What you need to do: Beginning at the line that includes "Read all visible content and emit it as JSON.", print each remaining line of the data word for word. Output nothing else.
[[ Input data open ]]
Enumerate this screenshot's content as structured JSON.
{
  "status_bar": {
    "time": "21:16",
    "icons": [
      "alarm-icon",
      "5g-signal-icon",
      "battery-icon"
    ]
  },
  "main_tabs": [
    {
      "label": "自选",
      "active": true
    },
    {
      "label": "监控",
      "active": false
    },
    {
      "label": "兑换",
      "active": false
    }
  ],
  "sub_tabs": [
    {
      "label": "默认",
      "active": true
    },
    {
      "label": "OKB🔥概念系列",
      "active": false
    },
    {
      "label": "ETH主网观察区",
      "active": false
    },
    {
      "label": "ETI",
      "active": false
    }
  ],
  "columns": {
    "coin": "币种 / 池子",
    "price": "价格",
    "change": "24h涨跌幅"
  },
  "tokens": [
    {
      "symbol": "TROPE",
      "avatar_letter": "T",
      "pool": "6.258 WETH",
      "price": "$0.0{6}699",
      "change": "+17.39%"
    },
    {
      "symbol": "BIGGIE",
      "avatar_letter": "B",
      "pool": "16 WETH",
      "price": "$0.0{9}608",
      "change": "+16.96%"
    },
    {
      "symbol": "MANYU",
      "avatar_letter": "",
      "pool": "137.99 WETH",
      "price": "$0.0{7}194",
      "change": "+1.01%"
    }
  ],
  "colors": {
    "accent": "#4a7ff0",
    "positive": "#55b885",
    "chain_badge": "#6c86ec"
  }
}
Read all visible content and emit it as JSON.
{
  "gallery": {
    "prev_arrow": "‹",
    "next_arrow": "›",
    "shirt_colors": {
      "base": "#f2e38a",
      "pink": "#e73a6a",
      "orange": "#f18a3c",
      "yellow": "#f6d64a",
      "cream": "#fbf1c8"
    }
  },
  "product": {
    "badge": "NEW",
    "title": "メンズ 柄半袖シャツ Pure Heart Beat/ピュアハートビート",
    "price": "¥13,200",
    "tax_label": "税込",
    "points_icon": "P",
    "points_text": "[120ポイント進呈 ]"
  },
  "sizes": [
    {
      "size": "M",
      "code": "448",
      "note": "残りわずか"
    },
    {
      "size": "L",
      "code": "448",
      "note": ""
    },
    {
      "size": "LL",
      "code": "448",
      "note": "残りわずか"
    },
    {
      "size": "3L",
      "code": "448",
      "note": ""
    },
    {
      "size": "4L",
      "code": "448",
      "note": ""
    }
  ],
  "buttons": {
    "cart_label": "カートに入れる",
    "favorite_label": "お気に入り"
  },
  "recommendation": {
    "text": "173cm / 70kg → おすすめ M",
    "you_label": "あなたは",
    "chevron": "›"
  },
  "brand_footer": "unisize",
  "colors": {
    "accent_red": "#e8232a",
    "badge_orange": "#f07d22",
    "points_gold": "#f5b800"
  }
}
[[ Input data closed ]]
Written response:
Read all visible content and emit it as JSON.
{
  "gallery": {
    "prev_arrow": "‹",
    "next_arrow": "›",
    "shirt_colors": {
      "base": "#f2e38a",
      "pink": "#e73a6a",
      "orange": "#f18a3c",
      "yellow": "#f6d64a",
      "cream": "#fbf1c8"
    }
  },
  "product": {
    "badge": "NEW",
    "title": "メンズ 柄半袖シャツ Pure Heart Beat/ピュアハートビート",
    "price": "¥13,200",
    "tax_label": "税込",
    "points_icon": "P",
    "points_text": "[120ポイント進呈 ]"
  },
  "sizes": [
    {
      "size": "M",
      "code": "448",
      "note": "残りわずか"
    },
    {
      "size": "L",
      "code": "448",
      "note": ""
    },
    {
      "size": "LL",
      "code": "448",
      "note": "残りわずか"
    },
    {
      "size": "3L",
      "code": "448",
      "note": ""
    },
    {
      "size": "4L",
      "code": "448",
      "note": ""
    }
  ],
  "buttons": {
    "cart_label": "カートに入れる",
    "favorite_label": "お気に入り"
  },
  "recommendation": {
    "text": "173cm / 70kg → おすすめ M",
    "you_label": "あなたは",
    "chevron": "›"
  },
  "brand_footer": "unisize",
  "colors": {
    "accent_red": "#e8232a",
    "badge_orange": "#f07d22",
    "points_gold": "#f5b800"
  }
}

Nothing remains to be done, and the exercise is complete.